Top Ten Tuesday was created by The Broke and the Bookish> in June of 2010 and was moved to That Artsy Reader Girl in January of 2018. It was born of a love of lists, a love of books, and a desire to bring bookish friends together. How it works is that each Tuesday the host assigns a topic and then posts their top ten list that fits the topic. Every blogger can create their own top ten (or 2, 5, 20, etc.) list as well and link to the host’s. The topic for June 19th, 2018 is: Books to Read By the Pool/At the Beach. As you all probably know by now, I live in India where the monsoon has set in and the warm summer days are long gone. So I changed up the prompt and decided to give you reading recommendations that go really well with a cup of tea and a warm, comfortable reading nook by the window when it is pouring outside. The feel I’m going for is something that is dark and hard-hitting like the violent thunderstorms but leave you feeling wholesome and good at the end just like the rain is good for the earth. ‘Read a book perfect for a rainy day‘ is one of the prompts of the Indian Lit Readathon that is being hosted by myself and three other Indian blogging friends, Shruti @ This is Lit, Charvi @ Not Just Fiction and Aditi @ Dreamy Reads, so you can add the ones written by an Indian author to your readathon TBR! For more details, check out the announcement post here.

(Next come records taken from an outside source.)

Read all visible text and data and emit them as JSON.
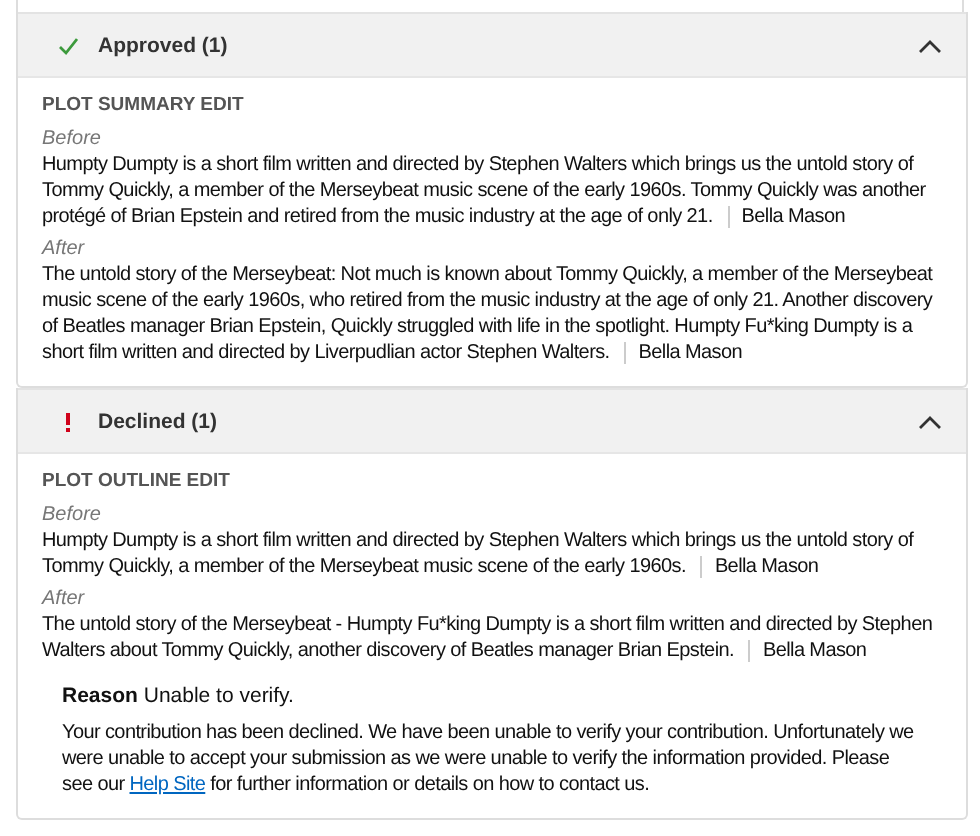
{
  "sections": [
    {
      "kind": "approved",
      "title": "Approved (1)",
      "expanded": true,
      "edits": [
        {
          "field": "PLOT SUMMARY EDIT",
          "before_label": "Before",
          "before": "Humpty Dumpty is a short film written and directed by Stephen Walters which brings us the untold story of Tommy Quickly, a member of the Merseybeat music scene of the early 1960s. Tommy Quickly was another protégé of Brian Epstein and retired from the music industry at the age of only 21.",
          "before_author": "Bella Mason",
          "after_label": "After",
          "after": "The untold story of the Merseybeat: Not much is known about Tommy Quickly, a member of the Merseybeat music scene of the early 1960s, who retired from the music industry at the age of only 21. Another discovery of Beatles manager Brian Epstein, Quickly struggled with life in the spotlight. Humpty Fu*king Dumpty is a short film written and directed by Liverpudlian actor Stephen Walters.",
          "after_author": "Bella Mason"
        }
      ]
    },
    {
      "kind": "declined",
      "title": "Declined (1)",
      "expanded": true,
      "edits": [
        {
          "field": "PLOT OUTLINE EDIT",
          "before_label": "Before",
          "before": "Humpty Dumpty is a short film written and directed by Stephen Walters which brings us the untold story of Tommy Quickly, a member of the Merseybeat music scene of the early 1960s.",
          "before_author": "Bella Mason",
          "after_label": "After",
          "after": "The untold story of the Merseybeat - Humpty Fu*king Dumpty is a short film written and directed by Stephen Walters about Tommy Quickly, another discovery of Beatles manager Brian Epstein.",
          "after_author": "Bella Mason",
          "reason_label": "Reason",
          "reason": "Unable to verify.",
          "message_start": "Your contribution has been declined.  We have been unable to verify your contribution. Unfortunately we were unable to accept your submission as we were unable to verify the information provided. Please see our",
          "message_link": "Help Site",
          "message_end": "for further information or details on how to contact us."
        }
      ]
    }
  ]
}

Sorry for going off the grid for the past two posting days! I was in a bit of a blogging slump and I didn’t feel like starting any blog posts because I didn’t have the time to make them of the usual quality. But I promise I’m finally back on track and will be more active than ever from July. This time I definitely mean it! I was on Twitter this afternoon when I saw Avalinah’s tweet about today being International Blogger Day. I’ve been meaning to talk about the this topic for a while now. Today being a super special day for me personally and after reading this amazing post on Vicky Who Reads, I thought it was finally time to voice my opinions. This is difficult for me to write (which is why the post isn’t essay length) because it is deeply personal and sometimes thinking too much about it can really put a dent in my confidence, but this needs to be said. I hope that someday, somehow, things will change to a degree where none of the things in this post will be valid. But until then, let’s pledge to do better each day, shall we?